We use res two-dimensional array to represent the final answer and board to represent the chessboard

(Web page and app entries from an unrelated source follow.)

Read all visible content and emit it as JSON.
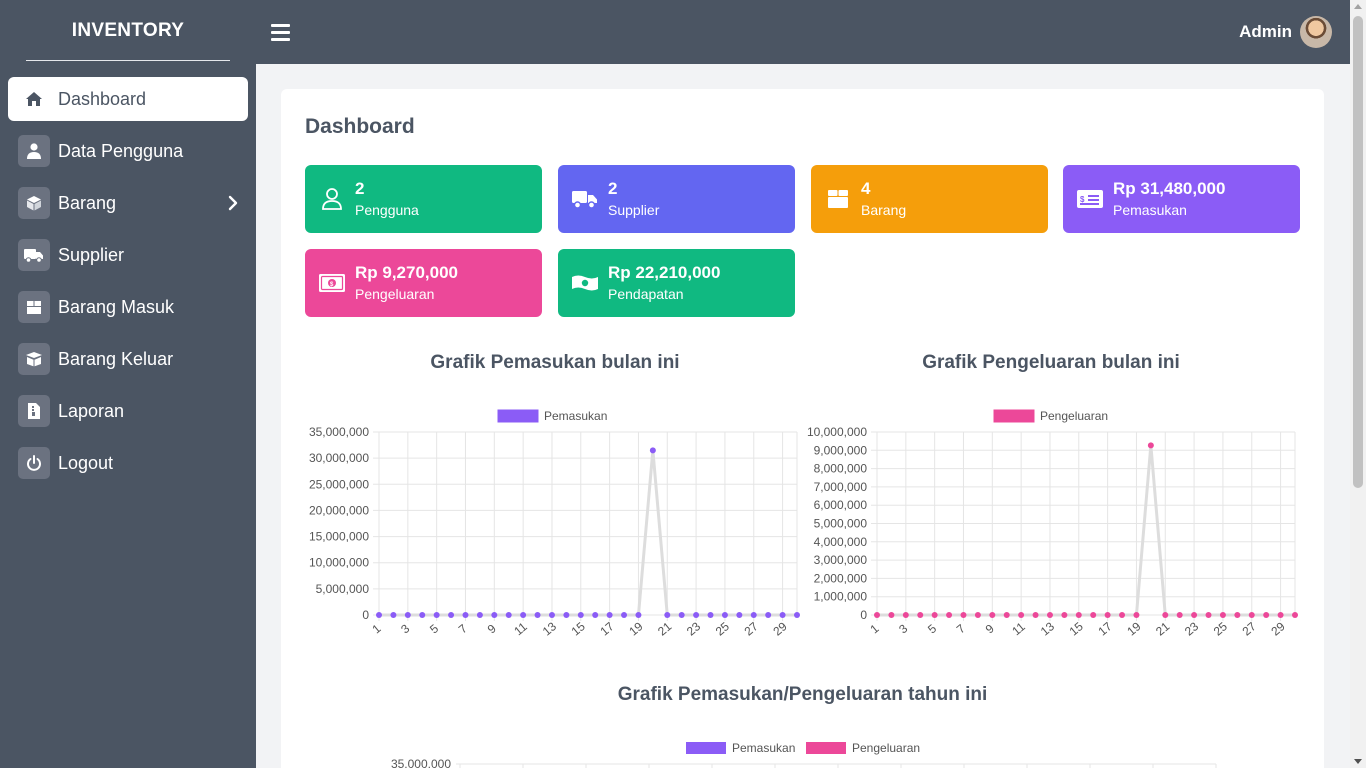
{
  "sidebar": {
    "brand": "INVENTORY",
    "items": [
      {
        "label": "Dashboard",
        "icon": "home-icon",
        "active": true
      },
      {
        "label": "Data Pengguna",
        "icon": "user-icon"
      },
      {
        "label": "Barang",
        "icon": "box-icon",
        "has_submenu": true
      },
      {
        "label": "Supplier",
        "icon": "truck-icon"
      },
      {
        "label": "Barang Masuk",
        "icon": "box-in-icon"
      },
      {
        "label": "Barang Keluar",
        "icon": "box-out-icon"
      },
      {
        "label": "Laporan",
        "icon": "file-icon"
      },
      {
        "label": "Logout",
        "icon": "power-icon"
      }
    ]
  },
  "topbar": {
    "user_name": "Admin"
  },
  "page": {
    "title": "Dashboard"
  },
  "stats": [
    {
      "value": "2",
      "label": "Pengguna",
      "color": "#10b981",
      "icon": "user-outline-icon"
    },
    {
      "value": "2",
      "label": "Supplier",
      "color": "#6366f1",
      "icon": "truck-icon"
    },
    {
      "value": "4",
      "label": "Barang",
      "color": "#f59e0b",
      "icon": "box-icon"
    },
    {
      "value": "Rp 31,480,000",
      "label": "Pemasukan",
      "color": "#8b5cf6",
      "icon": "money-check-icon"
    },
    {
      "value": "Rp 9,270,000",
      "label": "Pengeluaran",
      "color": "#ec4899",
      "icon": "money-bill-icon"
    },
    {
      "value": "Rp 22,210,000",
      "label": "Pendapatan",
      "color": "#10b981",
      "icon": "money-bill-wave-icon"
    }
  ],
  "charts": {
    "income_title": "Grafik Pemasukan bulan ini",
    "expense_title": "Grafik Pengeluaran bulan ini",
    "yearly_title": "Grafik Pemasukan/Pengeluaran tahun ini"
  },
  "chart_data": [
    {
      "type": "line",
      "title": "Grafik Pemasukan bulan ini",
      "legend": "top",
      "grid": true,
      "x": [
        1,
        2,
        3,
        4,
        5,
        6,
        7,
        8,
        9,
        10,
        11,
        12,
        13,
        14,
        15,
        16,
        17,
        18,
        19,
        20,
        21,
        22,
        23,
        24,
        25,
        26,
        27,
        28,
        29,
        30
      ],
      "x_tick_labels": [
        "1",
        "3",
        "5",
        "7",
        "9",
        "11",
        "13",
        "15",
        "17",
        "19",
        "21",
        "23",
        "25",
        "27",
        "29"
      ],
      "series": [
        {
          "name": "Pemasukan",
          "color": "#8b5cf6",
          "values": [
            0,
            0,
            0,
            0,
            0,
            0,
            0,
            0,
            0,
            0,
            0,
            0,
            0,
            0,
            0,
            0,
            0,
            0,
            0,
            31480000,
            0,
            0,
            0,
            0,
            0,
            0,
            0,
            0,
            0,
            0
          ]
        }
      ],
      "ylim": [
        0,
        35000000
      ],
      "y_ticks": [
        "0",
        "5,000,000",
        "10,000,000",
        "15,000,000",
        "20,000,000",
        "25,000,000",
        "30,000,000",
        "35,000,000"
      ],
      "y_tick_values": [
        0,
        5000000,
        10000000,
        15000000,
        20000000,
        25000000,
        30000000,
        35000000
      ]
    },
    {
      "type": "line",
      "title": "Grafik Pengeluaran bulan ini",
      "legend": "top",
      "grid": true,
      "x": [
        1,
        2,
        3,
        4,
        5,
        6,
        7,
        8,
        9,
        10,
        11,
        12,
        13,
        14,
        15,
        16,
        17,
        18,
        19,
        20,
        21,
        22,
        23,
        24,
        25,
        26,
        27,
        28,
        29,
        30
      ],
      "x_tick_labels": [
        "1",
        "3",
        "5",
        "7",
        "9",
        "11",
        "13",
        "15",
        "17",
        "19",
        "21",
        "23",
        "25",
        "27",
        "29"
      ],
      "series": [
        {
          "name": "Pengeluaran",
          "color": "#ec4899",
          "values": [
            0,
            0,
            0,
            0,
            0,
            0,
            0,
            0,
            0,
            0,
            0,
            0,
            0,
            0,
            0,
            0,
            0,
            0,
            0,
            9270000,
            0,
            0,
            0,
            0,
            0,
            0,
            0,
            0,
            0,
            0
          ]
        }
      ],
      "ylim": [
        0,
        10000000
      ],
      "y_ticks": [
        "0",
        "1,000,000",
        "2,000,000",
        "3,000,000",
        "4,000,000",
        "5,000,000",
        "6,000,000",
        "7,000,000",
        "8,000,000",
        "9,000,000",
        "10,000,000"
      ],
      "y_tick_values": [
        0,
        1000000,
        2000000,
        3000000,
        4000000,
        5000000,
        6000000,
        7000000,
        8000000,
        9000000,
        10000000
      ]
    },
    {
      "type": "bar",
      "title": "Grafik Pemasukan/Pengeluaran tahun ini",
      "legend": "top",
      "grid": true,
      "series": [
        {
          "name": "Pemasukan",
          "color": "#8b5cf6"
        },
        {
          "name": "Pengeluaran",
          "color": "#ec4899"
        }
      ],
      "y_ticks_visible": [
        "35,000,000"
      ]
    }
  ]
}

class Solution { public: vector<vector<string>> res; vector<vector<string>> solveNQueens(int n) { //initialization vector<string> board(n, string(n, '.')); //Start selection dfs(board, 0); return res; } void dfs(vector<string>& board, int row) { //Recursive exit if (row == board.size()) { res.push_back(board); return; } int n = board[row].size(); for (int col = 0; col < n; col++) { //Judge whether the current position can be attacked by other queens if (!isVal(board, col, row)) continue; //choice board[row][col] = 'Q'; dfs(board, row + 1); //Undo selection board[row][col] = '.'; } } //Because there are no queens under the new line of queens, you don't need to check the bottom. Similarly, you don't need to check the left and right. You only need to check the upper left and upper right bool isVal(vector<string>& board, int col, int row) { //upper for (int i = 0; i < row; i++) { if (board[i][col] == 'Q') return false; } //Upper left for (int i = row, j = col; i >= 0 && j >= 0; --i, --j) { if (board[i][j] == 'Q') return false; } //Upper right for (int i = row, j = col; i >= 0 && j <= board[row].size(); --i, ++j) { if (board[i][j] == 'Q') return false; } //No delegates can be placed return true; } };

Success A (applause)

Finally, I hope you can implement the above code independently. Only when you really do it, can you deeply understand the wonders of this algorithm with your family